Inspired by the sensuality of the natural world, Cj Jilek uses botanical forms, with their openly displayed reproductive elements, as a metaphor for human sexuality. Exaggerated stamens and pistils create a visual language that relates closely to characteristics of the human body. These biomorphic forms are designed to lead the viewer to a subconscious association between nature and the human instinct of attraction. In the artist’s words, “Through my work I’m questioning ideas of beauty, eroticism, adaptation, acceptance, attraction, and desire.”
About the Artists
Deena Capparelli grew up in Rancho Cucamonga. While spending childhood summers in Claremont and Padua Hills, she studied sculpture with Betty Davenport Ford. Determined to pursue art as her life’s calling, she graduated from Cal State Long Beach with a B.F.A. in Sculpture, and, in 1984, she received an M.F.A. in Drawing and Sculpture from Claremont Graduate University.
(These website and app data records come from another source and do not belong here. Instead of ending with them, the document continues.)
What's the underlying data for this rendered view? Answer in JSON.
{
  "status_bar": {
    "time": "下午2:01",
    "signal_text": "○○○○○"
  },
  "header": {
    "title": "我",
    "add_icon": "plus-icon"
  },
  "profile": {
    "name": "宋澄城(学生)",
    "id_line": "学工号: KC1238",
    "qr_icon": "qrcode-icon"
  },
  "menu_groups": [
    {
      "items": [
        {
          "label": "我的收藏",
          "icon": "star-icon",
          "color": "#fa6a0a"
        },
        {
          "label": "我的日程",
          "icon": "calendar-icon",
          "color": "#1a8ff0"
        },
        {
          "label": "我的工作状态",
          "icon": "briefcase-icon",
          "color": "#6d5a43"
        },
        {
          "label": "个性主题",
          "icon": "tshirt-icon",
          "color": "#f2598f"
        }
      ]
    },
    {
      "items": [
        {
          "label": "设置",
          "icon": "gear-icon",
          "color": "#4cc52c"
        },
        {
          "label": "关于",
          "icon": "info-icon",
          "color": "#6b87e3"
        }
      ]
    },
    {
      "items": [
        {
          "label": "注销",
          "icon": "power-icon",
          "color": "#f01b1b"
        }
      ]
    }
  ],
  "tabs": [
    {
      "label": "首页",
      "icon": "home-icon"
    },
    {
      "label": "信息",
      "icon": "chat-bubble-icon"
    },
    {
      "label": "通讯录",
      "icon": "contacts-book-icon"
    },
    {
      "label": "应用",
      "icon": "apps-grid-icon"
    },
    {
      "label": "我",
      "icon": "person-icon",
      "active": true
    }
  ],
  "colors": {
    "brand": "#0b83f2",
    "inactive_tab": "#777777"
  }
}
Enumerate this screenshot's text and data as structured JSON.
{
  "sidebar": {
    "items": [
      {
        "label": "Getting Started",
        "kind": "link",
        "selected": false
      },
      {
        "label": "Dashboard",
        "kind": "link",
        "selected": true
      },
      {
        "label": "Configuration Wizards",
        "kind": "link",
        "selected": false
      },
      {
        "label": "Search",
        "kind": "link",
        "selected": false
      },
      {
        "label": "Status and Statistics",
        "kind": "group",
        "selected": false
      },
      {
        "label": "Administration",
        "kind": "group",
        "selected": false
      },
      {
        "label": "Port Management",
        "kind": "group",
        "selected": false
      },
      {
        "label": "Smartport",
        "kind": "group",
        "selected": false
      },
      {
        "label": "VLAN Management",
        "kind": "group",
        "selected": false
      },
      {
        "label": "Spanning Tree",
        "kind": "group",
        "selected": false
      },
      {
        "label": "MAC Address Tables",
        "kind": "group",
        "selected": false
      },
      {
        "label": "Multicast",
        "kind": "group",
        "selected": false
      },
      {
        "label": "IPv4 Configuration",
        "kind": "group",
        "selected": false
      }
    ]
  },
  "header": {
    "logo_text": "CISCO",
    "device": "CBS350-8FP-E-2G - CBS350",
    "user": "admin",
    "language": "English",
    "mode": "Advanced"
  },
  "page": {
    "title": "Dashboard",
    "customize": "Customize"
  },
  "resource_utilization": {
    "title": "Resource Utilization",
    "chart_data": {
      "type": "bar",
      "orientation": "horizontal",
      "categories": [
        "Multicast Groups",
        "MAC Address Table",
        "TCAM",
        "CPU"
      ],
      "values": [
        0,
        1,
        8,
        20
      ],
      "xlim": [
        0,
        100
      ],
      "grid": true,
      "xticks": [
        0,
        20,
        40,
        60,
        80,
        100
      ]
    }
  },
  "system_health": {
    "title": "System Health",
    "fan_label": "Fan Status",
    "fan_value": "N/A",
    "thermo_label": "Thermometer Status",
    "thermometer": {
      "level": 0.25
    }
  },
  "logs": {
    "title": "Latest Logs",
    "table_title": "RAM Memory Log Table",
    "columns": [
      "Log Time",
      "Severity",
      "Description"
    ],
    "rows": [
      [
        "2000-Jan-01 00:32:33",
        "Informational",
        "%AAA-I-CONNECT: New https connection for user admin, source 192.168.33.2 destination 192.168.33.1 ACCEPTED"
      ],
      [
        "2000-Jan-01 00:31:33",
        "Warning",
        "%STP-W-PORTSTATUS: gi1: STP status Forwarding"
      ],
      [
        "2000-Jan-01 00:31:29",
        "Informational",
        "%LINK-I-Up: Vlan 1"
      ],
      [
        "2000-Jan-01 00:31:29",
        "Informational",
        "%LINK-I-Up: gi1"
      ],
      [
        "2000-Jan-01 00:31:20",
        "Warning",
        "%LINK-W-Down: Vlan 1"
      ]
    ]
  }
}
Now a professor of Drawing and Sculpture at Pasadena City College, Capparelli has exhibited her work widely. Combining her interest in native plants, garden design, and painting and sculpture, she has worked with arts collectives including Moisture, a multi-year project in the Mojave Desert and an interdisciplinary Science and Art Block program at Pasadena City College.
A native of Chicago, Cj Jilek’s education includes a B.F.A. from Southern Illinois University, Carbondale, and an M.F.A. from Utah State University in Logan. She studied abroad in Australia and Korea and had a residency in a traditional ceramic factory in Boleslawiec, Poland. Although her career began as a wood-fire artist, her exploration of new sculptural forms led her to mid-range porcelain.
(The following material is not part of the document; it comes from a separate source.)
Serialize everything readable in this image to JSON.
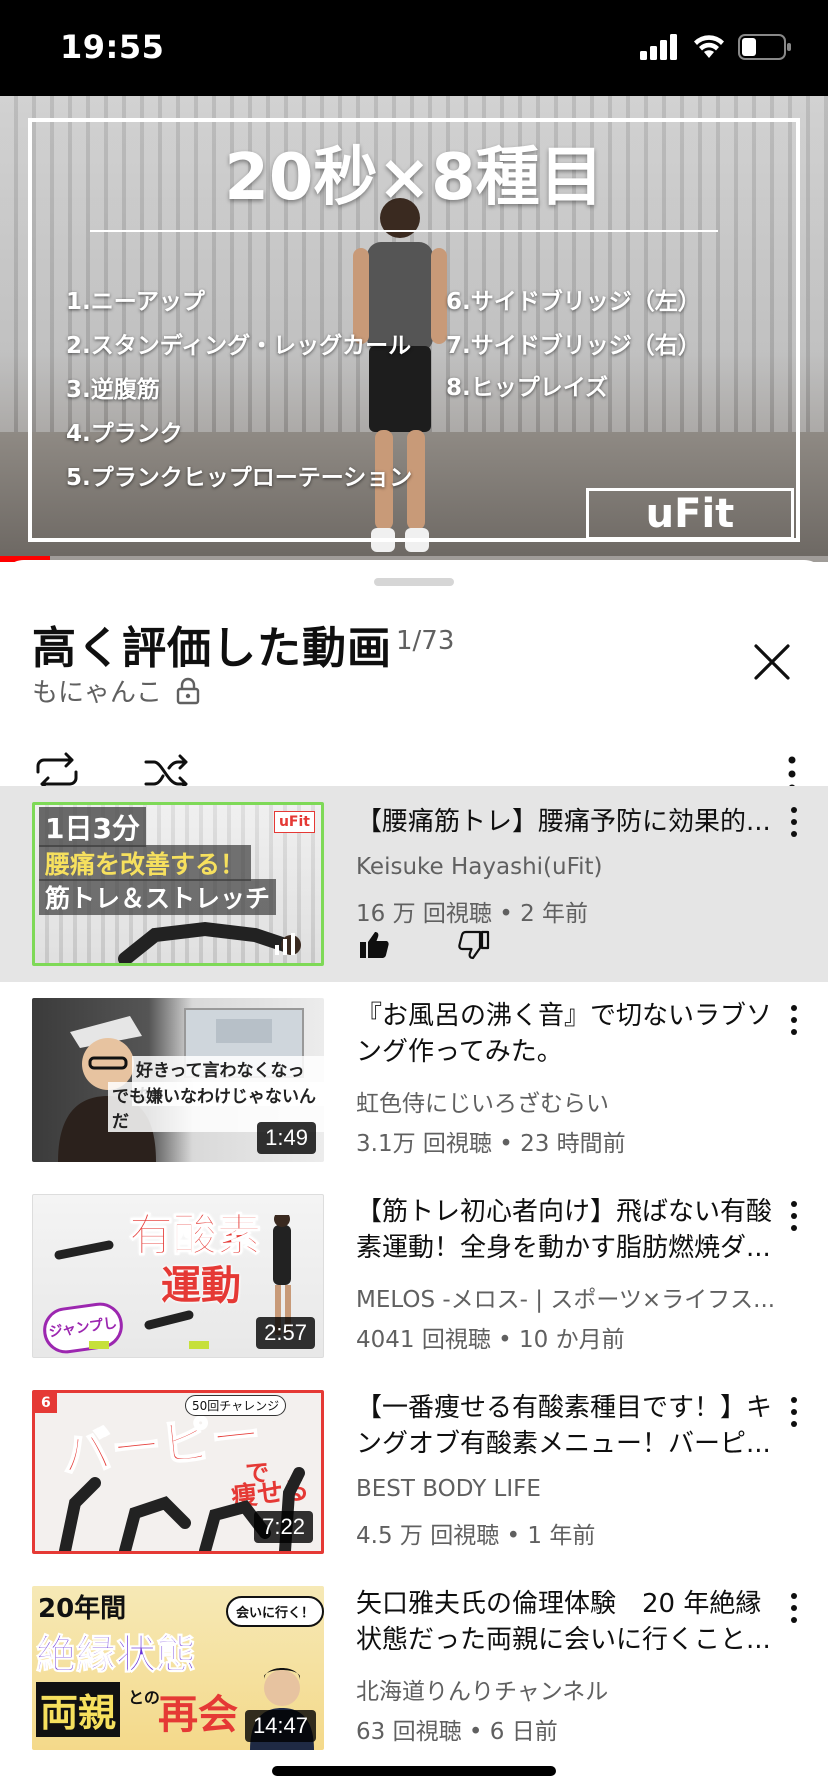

For nearly 20 years Jilek has taught for community studio programs including Santa Barbara Museum of Art, Carbondale Clay Center, The Clay House, and the American Museum of Ceramic Art (AMOCA). Currently residing in Southern California, she serves as an adjunct professor of ceramics at Chaffey, Saddleback, and Mt San Antonio Colleges. During summers she travels, leading ceramic workshops around the world. Learn more about her work at https://cjjilekartist.com
Karen Kitchel received her B.A. in art from Kalamazoo College, 1979, and an M.F.A. in Painting from Claremont Graduate University, 1982. Her work has been featured in exhibitions throughout the U.S., and are to be found in numerous private and public collections, including the permanent collections of the Denver Art Museum, the Palm Springs Art Museum, the Joslyn Art Museum, the Nicolaysen Art Museum, The Buffalo Bill Center of the West, the Tucson Museum of Art, the U.S. State Department, the National Museum of Poland, and many others.
Kitchel lives and works in Ventura, California. Her work is represented by Robischon Gallery, Denver; and Gerald Peters Gallery, Santa Fe and New York. Learn more about her work at www.karenkitchel.com
A Southern California native, Rebecca Hamm received her B.A. from California Polytechnic University, Pomona and her M.F.A. from Claremont Graduate University. She shows her artwork throughout the region and has taught a wide variety of fine art and design courses at three local universities. Her writings on creativity and on inclusivity in the arts have been published internationally, and she was a featured presenter for a TedX program. Hamm is Director of Arts for the Tierra del Sol Foundation and was honored by Senator Carol Liu as “Woman of the Year” 2015, in the 25th senatorial district of California.